By Earl Vaughan Jr.
Cross country appeared to be one of the few high school sports that was perfectly suited to endure the COVID-19 pandemic.
With athletes competing outdoors and for the most part naturally socially distanced from each other while running, it almost seemed to come equipped with a COVID-safe label.
But as runners from the Patriot Athletic Conference learned, even their sport isn’t immune to a variety of COVID protocols, and both athletes and coaches shared a collective sigh of relief recently when they managed to complete the regular season without any major problems.
There were some familiar names at the top of the field after this year’s conference meet at South View High School.
The host Tigers, under first-year coach Cooper Wurst, surged to win both the boys’ and girls’ team titles, finishing ahead of second-place Terry Sanford in both races.
The individual champions were repeaters as E.E. Smith’s Octavious Smith took the boys’ title while Terry Sanford’s Rainger Pratt was the girls’ winner.
Wurst faced a double challenge as the new South View coach. In addition to the pandemic, he stepped into the huge shadow of departed Tiger coach Jesse Autry, who for close to a quarter of a century, had consistently put the South View program at the top of the conference.
Autry introduced Wurst to the South View family at the school’s 2018-19 athletic banquet. Wurst departed his high school alma mater, Terry Sanford, to join the Tiger staff. He said he quickly learned from the departing Autry the importance of building relationships.
Wurst said the key was making the runners perform their best, something Autry was especially gifted at doing.
“He tried to make it accessible to everybody,’’ Wurst said. “That’s something I worked on. If there was any kid, good or bad, that wanted to compete in this weird year we are having, if they wanted to be involved, we were going to find a way to make sure that happened.’’
But there were impediments to that goal in this season of COVID. Following modified rules provided from the N.C. High School Athletic Association, Patriot regular-season meets were limited to three schools, each with a maximum of nine runners per team.
Masks were required prior to the start of the race but could be dropped when the gun sounded.
To allow as many athletes as possible to be part of the team, Wurst held his practices from 5:30 p.m. to 7 p.m., allowing parents time to get away from work and drive their children to practice.
“We went above and beyond to work around their schedules,’’ he said, “so they could have something else that matters to them.’’
En route to taking the team titles, Wurst resorted to a familiar tactic of his predecessor Autry: pack running. “They went out on both sides, boys and girls, and executed it perfectly,’’ Wurst said.

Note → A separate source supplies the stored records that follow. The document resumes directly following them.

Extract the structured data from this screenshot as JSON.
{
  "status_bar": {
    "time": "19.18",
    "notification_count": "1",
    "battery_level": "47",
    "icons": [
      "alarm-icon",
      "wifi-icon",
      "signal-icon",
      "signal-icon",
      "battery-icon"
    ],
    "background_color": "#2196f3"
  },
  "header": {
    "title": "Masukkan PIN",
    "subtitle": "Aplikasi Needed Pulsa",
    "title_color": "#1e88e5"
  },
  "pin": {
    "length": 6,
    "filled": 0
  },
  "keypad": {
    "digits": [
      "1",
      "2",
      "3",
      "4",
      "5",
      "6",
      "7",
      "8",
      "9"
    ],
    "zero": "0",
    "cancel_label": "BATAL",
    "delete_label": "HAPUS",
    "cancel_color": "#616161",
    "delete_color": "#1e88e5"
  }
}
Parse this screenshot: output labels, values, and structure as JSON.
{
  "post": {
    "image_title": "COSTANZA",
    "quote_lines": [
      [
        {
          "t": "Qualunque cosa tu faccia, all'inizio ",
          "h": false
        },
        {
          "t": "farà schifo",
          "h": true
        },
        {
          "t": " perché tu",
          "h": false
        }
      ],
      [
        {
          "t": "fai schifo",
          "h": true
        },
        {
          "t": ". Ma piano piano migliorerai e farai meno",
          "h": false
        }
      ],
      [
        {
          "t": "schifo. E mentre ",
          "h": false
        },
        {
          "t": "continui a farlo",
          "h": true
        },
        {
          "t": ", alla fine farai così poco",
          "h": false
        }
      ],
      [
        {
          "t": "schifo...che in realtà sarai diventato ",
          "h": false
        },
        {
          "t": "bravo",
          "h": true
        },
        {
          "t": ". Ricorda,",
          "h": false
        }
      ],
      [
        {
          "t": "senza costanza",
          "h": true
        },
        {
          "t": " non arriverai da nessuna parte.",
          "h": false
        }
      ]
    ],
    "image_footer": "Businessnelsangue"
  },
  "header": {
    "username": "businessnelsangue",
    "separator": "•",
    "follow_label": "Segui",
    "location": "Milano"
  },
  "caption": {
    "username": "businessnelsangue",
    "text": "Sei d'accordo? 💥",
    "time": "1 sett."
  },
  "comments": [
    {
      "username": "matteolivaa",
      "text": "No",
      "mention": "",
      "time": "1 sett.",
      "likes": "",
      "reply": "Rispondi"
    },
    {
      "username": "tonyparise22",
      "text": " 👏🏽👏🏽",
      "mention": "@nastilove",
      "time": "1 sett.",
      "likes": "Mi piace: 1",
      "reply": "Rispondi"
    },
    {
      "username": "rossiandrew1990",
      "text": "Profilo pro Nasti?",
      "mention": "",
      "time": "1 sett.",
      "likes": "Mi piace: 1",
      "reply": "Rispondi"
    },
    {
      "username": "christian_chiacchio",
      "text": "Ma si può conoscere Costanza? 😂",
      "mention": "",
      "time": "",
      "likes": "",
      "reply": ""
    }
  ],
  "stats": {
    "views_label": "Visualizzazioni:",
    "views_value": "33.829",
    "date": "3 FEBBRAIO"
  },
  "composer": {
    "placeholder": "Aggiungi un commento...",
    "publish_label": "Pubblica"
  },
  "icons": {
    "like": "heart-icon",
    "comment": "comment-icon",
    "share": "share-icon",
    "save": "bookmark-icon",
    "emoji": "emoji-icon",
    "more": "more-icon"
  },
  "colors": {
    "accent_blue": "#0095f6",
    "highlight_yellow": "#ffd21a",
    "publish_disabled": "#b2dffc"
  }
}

The Tiger boys had three runners in the top five, Kamden Payne taking second place, Patrick Davis third and Jay “Buggy” Benefield fifth.
Three Tiger girls finished in the top eight, led by Tania Wilson in fourth place, Madison Schofield in seventh and Vanessa Walcott in eighth.
The next stop for the Tigers will be Saturday’s 3-A Mid-East Regional meet at WakeMed Soccer Park in Cary.
Wurst said the Tigers will be shooting for top 10 team finishes in the races. “We are looking to build back to a program that can do well on the regional level,’’ he said.
E.E. Smith’s Smith and Terry Sanford’s Pratt were both hoping to better their individual times from last season, but both found that hard to accomplish because of challenges imposed by the pandemic.
Smith said he was only able to practice two or three days a week in the early stages of the season. “We gradually increased the time of practice,’’ Smith said. “I felt like I pretty much stayed the same,’’ he said, referring to his meet times.
Pratt felt she wasn’t pushed as hard with a smaller field of runners. “We didn’t have as much competition,’’ she said. “It’s not very fun social distancing while running. You can’t run with other people.’’
But Pratt has no complaints about how things were handled. “I’m glad we had a season,’’ she said. “Track season was canceled last year. If we hadn’t had cross country, it would have been almost a year with no season.’’
Both Pratt and Smith are looking forward to the regional Saturday. They like the WakeMed course, which features a big downhill at the start of the race and a long climb uphill at the end.
Pratt recorded her personal best there as a freshman, running a time of 19:21.
She plans to not push herself too hard this week to make sure she has fresh legs for Saturday and also to eat right.
“Physically I know I can get a good time,’’ she said. “It’s definitely mentally challenging.’’